can't wait to get my hands on units to evaluate, i saw this at CEDIA 2010 in Atlanta in private demo and it was very impressive, much more so then any other depth perception enhancement that doesn't require glass, this company will be a success the product prototype could only be described as "impressive"
'reports of OEM's currently reviewing'? who are these OEM's? Interesting enhancements on their site but there is no 'meat' to anything I read, and the patents filed don't seem to match up with the first datasheet released? I would love to play with one of the TV Boxes and test it out. Any release dates, spec's, etc? Knobs? Really? Don't be silly!
Regarding on-off buttons, why did they ever get rid of them in the first place? Anybody know?
I think they should not only put the button back on, but should add a slider to vary the intensity of the effect. In fact, Darbee reports that some of the OEMs currently reviewing its technology are considering adding dials to vary the amount of "depth" you want to add.
I have been a 3D photographer for many years, and the way we always overcame the worst problem in 3D (dimming of images when wearing the glasses) was to use two projectors--thus putting twice as much light on the wall (which polarized glasses then divert to the correct eye). 3DTV, unfortunately, has to half the light coming in LCD shutters that split the light between the two eyes--a real disadvantage. DarbeeVision, on the other hand, makes images appear to be even brighter than normal--as if a haze has been removed. Its not true 3D--and I love 3D in its place--but when watching on regular LCD monitors some viewers indeed might find DarbeeVision preferable.
This is an exciting technology just like Dolby was in the early days. The use of an on/off button is also a great idea. How many of us would have ever known the impact of the Dolby technology without the ability to switch it on and off?
The ability of Darbee to do this with a mono image and in real time is quite impressive. For many people, 2.5D without special glasses may be preferable to true 3D that requires glasses.
I look forward to seeing which products incorporate Darbee technology this holiday season.
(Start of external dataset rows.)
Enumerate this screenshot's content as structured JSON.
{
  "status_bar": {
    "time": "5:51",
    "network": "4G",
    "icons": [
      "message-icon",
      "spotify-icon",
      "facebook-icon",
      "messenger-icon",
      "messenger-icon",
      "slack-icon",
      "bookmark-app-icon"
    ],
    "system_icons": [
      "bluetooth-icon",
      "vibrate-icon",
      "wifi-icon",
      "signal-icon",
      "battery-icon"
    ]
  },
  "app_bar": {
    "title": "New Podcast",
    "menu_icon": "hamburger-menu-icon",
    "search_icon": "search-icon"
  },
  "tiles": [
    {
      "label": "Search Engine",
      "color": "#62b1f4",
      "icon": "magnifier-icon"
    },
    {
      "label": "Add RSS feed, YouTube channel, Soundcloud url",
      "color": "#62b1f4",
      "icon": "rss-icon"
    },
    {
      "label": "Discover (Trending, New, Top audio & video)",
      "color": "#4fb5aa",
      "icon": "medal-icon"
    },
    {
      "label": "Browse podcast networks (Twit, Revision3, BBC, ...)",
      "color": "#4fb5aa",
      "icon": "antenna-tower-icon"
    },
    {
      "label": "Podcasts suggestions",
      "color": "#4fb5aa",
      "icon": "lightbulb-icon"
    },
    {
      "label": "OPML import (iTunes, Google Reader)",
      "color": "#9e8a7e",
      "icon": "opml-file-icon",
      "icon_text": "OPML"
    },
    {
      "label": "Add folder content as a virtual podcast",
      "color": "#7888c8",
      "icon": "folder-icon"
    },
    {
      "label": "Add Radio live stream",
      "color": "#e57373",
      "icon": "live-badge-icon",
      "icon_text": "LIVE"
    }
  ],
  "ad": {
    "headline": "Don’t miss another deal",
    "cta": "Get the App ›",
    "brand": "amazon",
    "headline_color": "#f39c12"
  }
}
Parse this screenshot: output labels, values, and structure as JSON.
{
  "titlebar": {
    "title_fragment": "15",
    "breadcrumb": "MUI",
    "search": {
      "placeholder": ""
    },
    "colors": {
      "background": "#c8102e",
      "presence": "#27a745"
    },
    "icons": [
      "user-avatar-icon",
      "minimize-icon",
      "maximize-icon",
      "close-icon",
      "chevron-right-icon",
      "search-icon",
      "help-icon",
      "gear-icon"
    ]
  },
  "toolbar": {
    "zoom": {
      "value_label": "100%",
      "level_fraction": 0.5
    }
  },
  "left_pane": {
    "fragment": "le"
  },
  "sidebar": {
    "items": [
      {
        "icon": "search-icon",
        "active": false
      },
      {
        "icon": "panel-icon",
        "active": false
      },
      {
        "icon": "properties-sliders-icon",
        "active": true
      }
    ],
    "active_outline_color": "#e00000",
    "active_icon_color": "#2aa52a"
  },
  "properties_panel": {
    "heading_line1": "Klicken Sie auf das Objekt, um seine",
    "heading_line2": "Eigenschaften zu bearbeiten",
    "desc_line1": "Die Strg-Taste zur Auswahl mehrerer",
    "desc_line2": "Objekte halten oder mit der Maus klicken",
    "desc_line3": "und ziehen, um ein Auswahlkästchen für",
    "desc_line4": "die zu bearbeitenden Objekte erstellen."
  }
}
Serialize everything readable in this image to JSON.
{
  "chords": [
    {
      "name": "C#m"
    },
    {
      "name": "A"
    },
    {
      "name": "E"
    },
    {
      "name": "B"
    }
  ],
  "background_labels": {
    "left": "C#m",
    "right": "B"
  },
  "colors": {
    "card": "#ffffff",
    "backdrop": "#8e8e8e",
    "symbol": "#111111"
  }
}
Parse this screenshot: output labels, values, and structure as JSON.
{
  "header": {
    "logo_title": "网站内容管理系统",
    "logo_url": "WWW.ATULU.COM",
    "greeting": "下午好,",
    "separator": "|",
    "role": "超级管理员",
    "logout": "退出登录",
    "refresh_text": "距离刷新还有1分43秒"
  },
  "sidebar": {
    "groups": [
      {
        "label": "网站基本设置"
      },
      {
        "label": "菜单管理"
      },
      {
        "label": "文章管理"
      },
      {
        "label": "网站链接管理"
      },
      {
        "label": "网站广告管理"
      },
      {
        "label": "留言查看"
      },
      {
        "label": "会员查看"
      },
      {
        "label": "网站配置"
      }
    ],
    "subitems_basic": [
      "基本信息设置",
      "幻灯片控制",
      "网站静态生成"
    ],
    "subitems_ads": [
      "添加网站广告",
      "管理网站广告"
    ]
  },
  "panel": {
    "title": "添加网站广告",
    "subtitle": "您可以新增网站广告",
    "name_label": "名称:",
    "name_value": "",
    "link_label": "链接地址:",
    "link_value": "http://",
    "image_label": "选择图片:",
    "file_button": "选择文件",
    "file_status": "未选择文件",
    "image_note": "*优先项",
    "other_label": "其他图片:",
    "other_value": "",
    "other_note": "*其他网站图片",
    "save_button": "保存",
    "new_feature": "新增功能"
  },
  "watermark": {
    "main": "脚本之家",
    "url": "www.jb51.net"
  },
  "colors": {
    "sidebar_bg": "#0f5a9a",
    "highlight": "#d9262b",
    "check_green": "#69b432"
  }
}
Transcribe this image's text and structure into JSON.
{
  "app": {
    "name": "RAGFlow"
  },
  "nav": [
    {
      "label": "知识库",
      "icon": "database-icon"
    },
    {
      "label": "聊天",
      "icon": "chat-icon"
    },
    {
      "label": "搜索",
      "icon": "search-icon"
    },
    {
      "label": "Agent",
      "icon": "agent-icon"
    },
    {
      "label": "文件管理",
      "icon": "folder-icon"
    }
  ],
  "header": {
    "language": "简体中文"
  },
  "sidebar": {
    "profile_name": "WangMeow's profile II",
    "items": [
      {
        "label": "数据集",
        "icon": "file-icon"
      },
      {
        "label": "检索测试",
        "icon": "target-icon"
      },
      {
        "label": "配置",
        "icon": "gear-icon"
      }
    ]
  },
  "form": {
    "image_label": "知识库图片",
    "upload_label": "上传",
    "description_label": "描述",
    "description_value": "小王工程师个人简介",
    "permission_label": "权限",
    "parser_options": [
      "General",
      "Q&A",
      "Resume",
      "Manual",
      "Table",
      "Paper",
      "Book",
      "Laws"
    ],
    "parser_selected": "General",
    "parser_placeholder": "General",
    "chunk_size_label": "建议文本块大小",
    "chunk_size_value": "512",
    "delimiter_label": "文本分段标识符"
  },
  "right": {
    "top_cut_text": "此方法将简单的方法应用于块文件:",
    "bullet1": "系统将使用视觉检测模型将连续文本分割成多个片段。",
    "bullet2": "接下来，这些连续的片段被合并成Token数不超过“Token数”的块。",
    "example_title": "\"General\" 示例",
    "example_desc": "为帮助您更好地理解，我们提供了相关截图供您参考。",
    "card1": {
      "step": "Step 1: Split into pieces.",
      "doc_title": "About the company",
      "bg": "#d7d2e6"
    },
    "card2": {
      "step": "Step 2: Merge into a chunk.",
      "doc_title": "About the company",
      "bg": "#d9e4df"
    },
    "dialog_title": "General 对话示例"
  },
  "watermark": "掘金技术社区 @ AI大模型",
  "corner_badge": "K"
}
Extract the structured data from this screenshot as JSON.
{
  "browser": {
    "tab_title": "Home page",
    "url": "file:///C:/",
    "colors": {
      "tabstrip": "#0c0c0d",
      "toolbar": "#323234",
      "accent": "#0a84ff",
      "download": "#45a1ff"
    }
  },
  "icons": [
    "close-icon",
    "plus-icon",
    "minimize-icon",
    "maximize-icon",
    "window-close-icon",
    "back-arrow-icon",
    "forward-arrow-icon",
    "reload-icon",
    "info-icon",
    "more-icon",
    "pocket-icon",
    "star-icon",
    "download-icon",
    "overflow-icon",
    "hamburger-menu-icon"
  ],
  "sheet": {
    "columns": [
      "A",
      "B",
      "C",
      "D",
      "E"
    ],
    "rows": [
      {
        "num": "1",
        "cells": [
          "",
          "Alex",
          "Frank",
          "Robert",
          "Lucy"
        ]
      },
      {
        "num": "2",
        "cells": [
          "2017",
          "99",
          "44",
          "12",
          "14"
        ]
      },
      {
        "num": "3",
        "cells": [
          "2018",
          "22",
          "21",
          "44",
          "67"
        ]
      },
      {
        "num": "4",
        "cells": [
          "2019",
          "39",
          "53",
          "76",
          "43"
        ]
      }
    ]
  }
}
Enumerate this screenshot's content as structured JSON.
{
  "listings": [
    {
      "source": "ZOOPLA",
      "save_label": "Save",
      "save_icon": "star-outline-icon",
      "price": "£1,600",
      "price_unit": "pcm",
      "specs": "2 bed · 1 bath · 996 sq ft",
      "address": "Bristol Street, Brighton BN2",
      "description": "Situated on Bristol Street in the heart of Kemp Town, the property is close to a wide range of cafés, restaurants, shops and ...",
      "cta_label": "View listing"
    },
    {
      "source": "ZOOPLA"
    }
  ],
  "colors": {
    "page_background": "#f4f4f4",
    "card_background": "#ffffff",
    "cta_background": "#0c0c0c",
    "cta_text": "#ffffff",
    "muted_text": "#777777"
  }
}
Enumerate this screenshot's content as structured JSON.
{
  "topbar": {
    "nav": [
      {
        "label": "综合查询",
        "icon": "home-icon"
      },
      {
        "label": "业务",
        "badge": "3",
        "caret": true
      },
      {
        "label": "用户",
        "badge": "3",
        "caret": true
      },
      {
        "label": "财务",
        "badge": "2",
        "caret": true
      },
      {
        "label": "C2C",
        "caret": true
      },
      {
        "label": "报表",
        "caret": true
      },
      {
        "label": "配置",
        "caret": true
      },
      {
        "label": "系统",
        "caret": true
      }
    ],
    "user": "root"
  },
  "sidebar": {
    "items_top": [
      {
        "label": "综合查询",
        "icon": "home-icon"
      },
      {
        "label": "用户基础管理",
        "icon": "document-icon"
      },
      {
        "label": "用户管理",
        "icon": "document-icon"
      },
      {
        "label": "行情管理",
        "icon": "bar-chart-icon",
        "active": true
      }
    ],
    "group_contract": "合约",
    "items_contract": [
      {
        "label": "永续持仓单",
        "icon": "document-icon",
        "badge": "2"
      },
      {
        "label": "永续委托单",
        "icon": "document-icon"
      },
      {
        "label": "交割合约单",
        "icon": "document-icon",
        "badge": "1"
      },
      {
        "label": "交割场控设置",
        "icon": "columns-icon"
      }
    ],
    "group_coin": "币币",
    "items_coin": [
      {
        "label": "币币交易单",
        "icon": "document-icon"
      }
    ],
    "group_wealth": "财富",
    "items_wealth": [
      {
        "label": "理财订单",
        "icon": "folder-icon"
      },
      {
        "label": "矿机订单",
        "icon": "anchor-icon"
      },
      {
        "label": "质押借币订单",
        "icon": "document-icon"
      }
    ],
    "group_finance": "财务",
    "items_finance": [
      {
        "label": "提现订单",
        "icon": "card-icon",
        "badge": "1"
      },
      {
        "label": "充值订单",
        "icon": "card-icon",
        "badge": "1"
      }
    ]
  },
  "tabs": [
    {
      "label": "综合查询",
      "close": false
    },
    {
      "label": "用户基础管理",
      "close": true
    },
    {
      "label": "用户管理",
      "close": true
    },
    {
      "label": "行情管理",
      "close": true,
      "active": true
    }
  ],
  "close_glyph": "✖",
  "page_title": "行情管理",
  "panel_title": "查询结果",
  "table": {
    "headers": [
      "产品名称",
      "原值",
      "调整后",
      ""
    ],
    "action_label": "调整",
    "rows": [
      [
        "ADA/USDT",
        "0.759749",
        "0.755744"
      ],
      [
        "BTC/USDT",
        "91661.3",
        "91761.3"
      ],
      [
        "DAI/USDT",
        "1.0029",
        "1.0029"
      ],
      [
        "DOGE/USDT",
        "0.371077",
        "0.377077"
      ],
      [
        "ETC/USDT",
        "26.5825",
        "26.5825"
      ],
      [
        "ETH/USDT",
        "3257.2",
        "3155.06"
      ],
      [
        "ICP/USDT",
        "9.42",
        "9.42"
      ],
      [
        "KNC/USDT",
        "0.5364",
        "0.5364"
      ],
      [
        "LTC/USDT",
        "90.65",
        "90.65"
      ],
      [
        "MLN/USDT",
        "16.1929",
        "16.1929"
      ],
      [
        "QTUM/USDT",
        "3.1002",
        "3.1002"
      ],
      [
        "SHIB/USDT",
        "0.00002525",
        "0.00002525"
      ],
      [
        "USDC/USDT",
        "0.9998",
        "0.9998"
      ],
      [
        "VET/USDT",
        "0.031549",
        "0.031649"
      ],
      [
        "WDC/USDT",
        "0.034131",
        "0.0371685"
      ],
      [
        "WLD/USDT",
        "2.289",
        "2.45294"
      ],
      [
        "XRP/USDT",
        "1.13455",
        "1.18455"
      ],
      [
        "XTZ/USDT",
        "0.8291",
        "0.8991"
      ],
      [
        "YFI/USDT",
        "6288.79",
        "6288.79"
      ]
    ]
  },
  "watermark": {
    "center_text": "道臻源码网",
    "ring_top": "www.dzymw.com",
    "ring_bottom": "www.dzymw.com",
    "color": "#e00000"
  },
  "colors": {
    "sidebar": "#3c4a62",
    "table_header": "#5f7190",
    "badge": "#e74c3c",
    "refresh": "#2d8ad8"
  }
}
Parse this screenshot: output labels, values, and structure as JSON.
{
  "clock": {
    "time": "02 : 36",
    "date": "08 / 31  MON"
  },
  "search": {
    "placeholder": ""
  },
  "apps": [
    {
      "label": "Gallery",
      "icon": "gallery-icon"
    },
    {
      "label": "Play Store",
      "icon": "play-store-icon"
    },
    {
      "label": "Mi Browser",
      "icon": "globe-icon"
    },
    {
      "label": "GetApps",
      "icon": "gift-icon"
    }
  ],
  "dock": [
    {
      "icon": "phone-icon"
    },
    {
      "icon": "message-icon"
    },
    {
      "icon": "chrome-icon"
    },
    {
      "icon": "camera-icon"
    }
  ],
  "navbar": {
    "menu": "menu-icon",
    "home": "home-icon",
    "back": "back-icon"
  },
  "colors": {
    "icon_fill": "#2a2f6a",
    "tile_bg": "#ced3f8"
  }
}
Darbee is trying to become the Dolby-of-Video, and like Dolby, the effect is subtle, but compelling (as if a Photoshop expert hand-tweaked each image). Later this year Darbee will start announcing its design wins--mostly mainstream consumer video electronics wanting to improve their image, but to me the interesting part will be when 3D goes mainstream. Darbee spent most of the the last decade perfecting his 2D-to-3D converter, so that he could defocus and subtract the 3D from the 2D and thus enhance its "depth" without having to wear glasses. Now that 3D video cameras are starting to be used, it should be a natural extension to use Darbee Vision to convert those 3D videos into Darbee-enhanced 2D videos that can be displayed on normal TVs. Its not true 3D (Darbee calls it 2-1/2-D) but its twice as bright (those glasses cut down light by 50 percent) and the stunning images should at least out-shine the current 2D versions of 3D movies which just show you half the information (just the left or right alone). Check out the images in the Darbee Vision Gallery and tell me if they look as good to you as they do to me?
What are the engineering and design challenges in creating successful IoT devices? These devices are usually small, resource-constrained electronics designed to sense, collect, send, and/or interpret data. Some of the devices need to be smart enough to act upon data in real time, 24/7. Are the design challenges the same as with embedded systems, but with a little developer- and IT-skills added in? What do engineers need to know? Rick Merritt talks with two experts about the tools and best options for designing IoT devices in 2016. Specifically the guests will discuss sensors, security, and lessons from IoT deployments.